For the data below, say how many lines contain "deterministic". Only the number should be given.
━━━━━━
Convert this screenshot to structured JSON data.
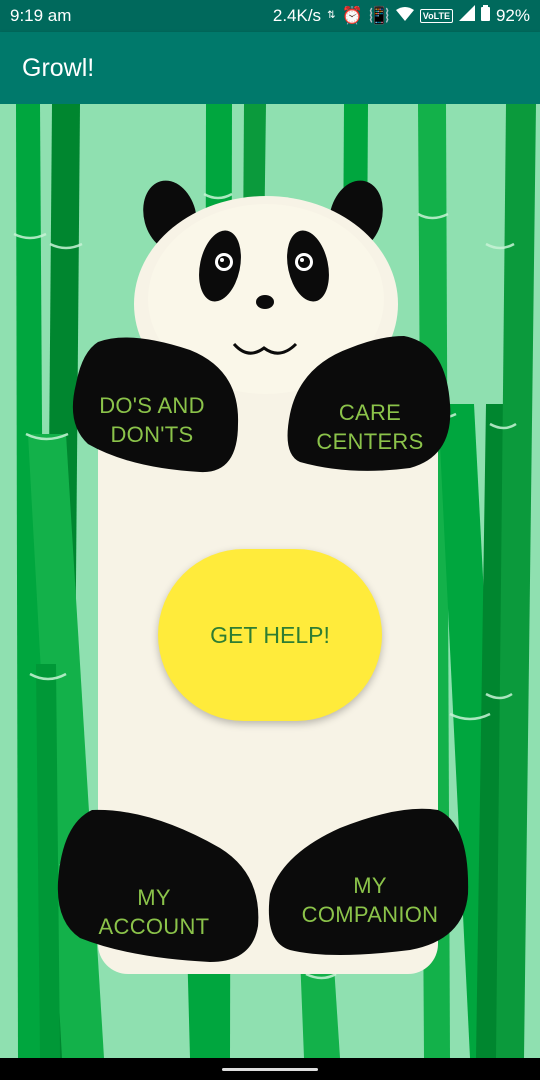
{
  "status": {
    "time": "9:19 am",
    "speed": "2.4K/s",
    "network_badge": "VoLTE",
    "battery": "92%"
  },
  "app": {
    "title": "Growl!"
  },
  "buttons": {
    "dos_donts": [
      "DO'S AND",
      "DON'TS"
    ],
    "care_centers": [
      "CARE",
      "CENTERS"
    ],
    "get_help": "GET HELP!",
    "my_account": [
      "MY",
      "ACCOUNT"
    ],
    "my_companion": [
      "MY",
      "COMPANION"
    ]
  },
  "colors": {
    "status_bar": "#00695c",
    "app_bar": "#00796b",
    "background": "#8fe0b0",
    "panda_body": "#f7f3e6",
    "panda_black": "#0b0b0b",
    "button_text": "#8bc34a",
    "help_button": "#ffeb3b",
    "help_text": "#2e7d32"
  }
}
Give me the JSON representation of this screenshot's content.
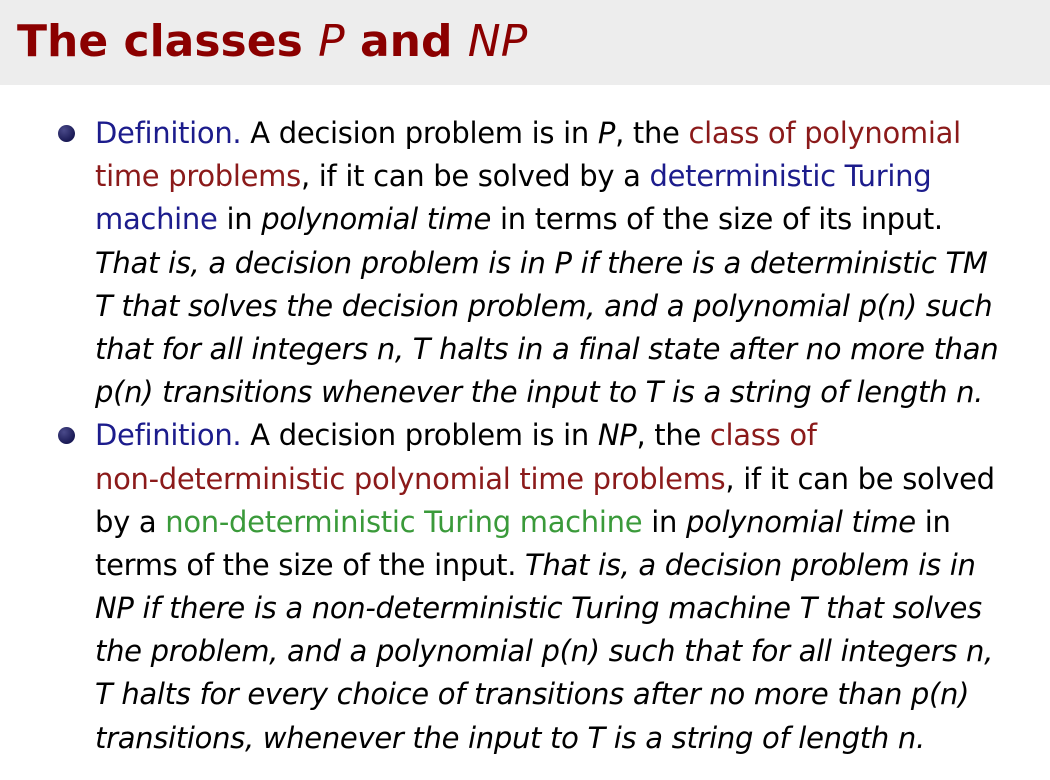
{
  "slide": {
    "title_prefix": "The classes ",
    "title_p": "P",
    "title_and": " and ",
    "title_np": "NP"
  },
  "definitions": [
    {
      "label": "Definition.",
      "lines": [
        [
          {
            "t": " A decision problem is in ",
            "s": ""
          },
          {
            "t": "P",
            "s": "em"
          },
          {
            "t": ", the ",
            "s": ""
          },
          {
            "t": "class of polynomial",
            "s": "red"
          }
        ],
        [
          {
            "t": "time problems",
            "s": "red"
          },
          {
            "t": ", if it can be solved by a ",
            "s": ""
          },
          {
            "t": "deterministic Turing",
            "s": "blue"
          }
        ],
        [
          {
            "t": "machine",
            "s": "blue"
          },
          {
            "t": " in ",
            "s": ""
          },
          {
            "t": "polynomial time",
            "s": "em"
          },
          {
            "t": " in terms of the size of its input.",
            "s": ""
          }
        ],
        [
          {
            "t": "That is, a decision problem is in P if there is a deterministic TM",
            "s": "em"
          }
        ],
        [
          {
            "t": "T that solves the decision problem, and a polynomial p(n) such",
            "s": "em"
          }
        ],
        [
          {
            "t": "that for all integers n, T halts in a final state after no more than",
            "s": "em"
          }
        ],
        [
          {
            "t": "p(n) transitions whenever the input to T is a string of length n.",
            "s": "em"
          }
        ]
      ]
    },
    {
      "label": "Definition.",
      "lines": [
        [
          {
            "t": " A decision problem is in ",
            "s": ""
          },
          {
            "t": "NP",
            "s": "em"
          },
          {
            "t": ", the ",
            "s": ""
          },
          {
            "t": "class of",
            "s": "red"
          }
        ],
        [
          {
            "t": "non-deterministic polynomial time problems",
            "s": "red"
          },
          {
            "t": ", if it can be solved",
            "s": ""
          }
        ],
        [
          {
            "t": "by a ",
            "s": ""
          },
          {
            "t": "non-deterministic Turing machine",
            "s": "green"
          },
          {
            "t": " in ",
            "s": ""
          },
          {
            "t": "polynomial time",
            "s": "em"
          },
          {
            "t": " in",
            "s": ""
          }
        ],
        [
          {
            "t": "terms of the size of the input. ",
            "s": ""
          },
          {
            "t": "That is, a decision problem is in",
            "s": "em"
          }
        ],
        [
          {
            "t": "NP if there is a non-deterministic Turing machine T that solves",
            "s": "em"
          }
        ],
        [
          {
            "t": "the problem, and a polynomial p(n) such that for all integers n,",
            "s": "em"
          }
        ],
        [
          {
            "t": "T halts for every choice of transitions after no more than p(n)",
            "s": "em"
          }
        ],
        [
          {
            "t": "transitions, whenever the input to T is a string of length n.",
            "s": "em"
          }
        ]
      ]
    }
  ]
}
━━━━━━
■ Output of the exercise ■
5